Pinching is sound poetry-writing practice, Derek Walcott says, in his What the Twilight Says..or what I say he says regarding a poet’s knowledge of the history of the poetic tradition.

It proves that the truest writers are those who see language not as linguistic process but as a living element; it more closely demonstrates the laziness of poets who confuse language with linguistics and with archaeology. It also annihilates provincial concepts of imitation and originality. Fear of imitation obsesses minor poets. But in any age a common genius almost indistinguishably will show itself, and the perpetuity of this genius is the only valid tradition, not the tradition which categorizes poetry by epochs and by schools.

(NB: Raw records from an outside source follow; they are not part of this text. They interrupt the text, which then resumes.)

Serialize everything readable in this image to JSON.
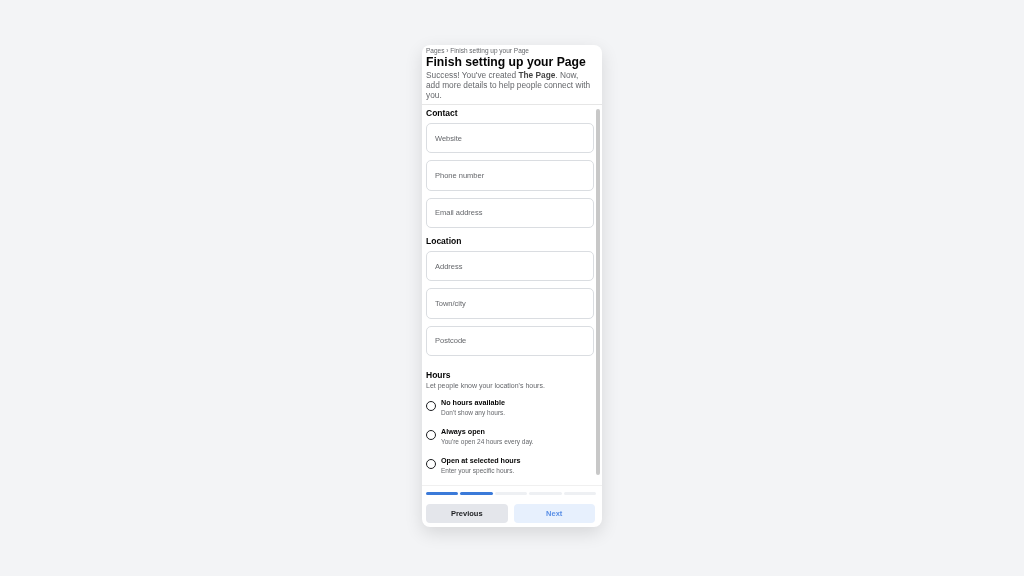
{
  "breadcrumb": "Pages › Finish setting up your Page",
  "title": "Finish setting up your Page",
  "description": "Success! You've created **The Page**. Now, add more details to help people connect with you.",
  "sections": [
    {
      "heading": "Contact",
      "fields": [
        {
          "placeholder": "Website"
        },
        {
          "placeholder": "Phone number"
        },
        {
          "placeholder": "Email address"
        }
      ]
    },
    {
      "heading": "Location",
      "fields": [
        {
          "placeholder": "Address"
        },
        {
          "placeholder": "Town/city"
        },
        {
          "placeholder": "Postcode"
        }
      ]
    }
  ],
  "hours": {
    "heading": "Hours",
    "subtitle": "Let people know your location's hours.",
    "options": [
      {
        "label": "No hours available",
        "hint": "Don't show any hours.",
        "selected": false
      },
      {
        "label": "Always open",
        "hint": "You're open 24 hours every day.",
        "selected": false
      },
      {
        "label": "Open at selected hours",
        "hint": "Enter your specific hours.",
        "selected": false
      }
    ]
  },
  "progress": [
    {
      "complete": true
    },
    {
      "complete": true
    },
    {
      "complete": false
    },
    {
      "complete": false
    },
    {
      "complete": false
    }
  ],
  "buttons": {
    "previous": "Previous",
    "next": "Next"
  }
}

We know that the great poets have no wish to be different, no time to be original, that their originality emerges only when they have absorbed all the poetry which they have read, entire, that their first work appears to be the accumulation of other people’s trash, but that they become bonfires, that it is only academics and frightened poets who talk of Beckett’s debt to Joyce.

(From “The Muse of History,” collected in What the Twilight Says)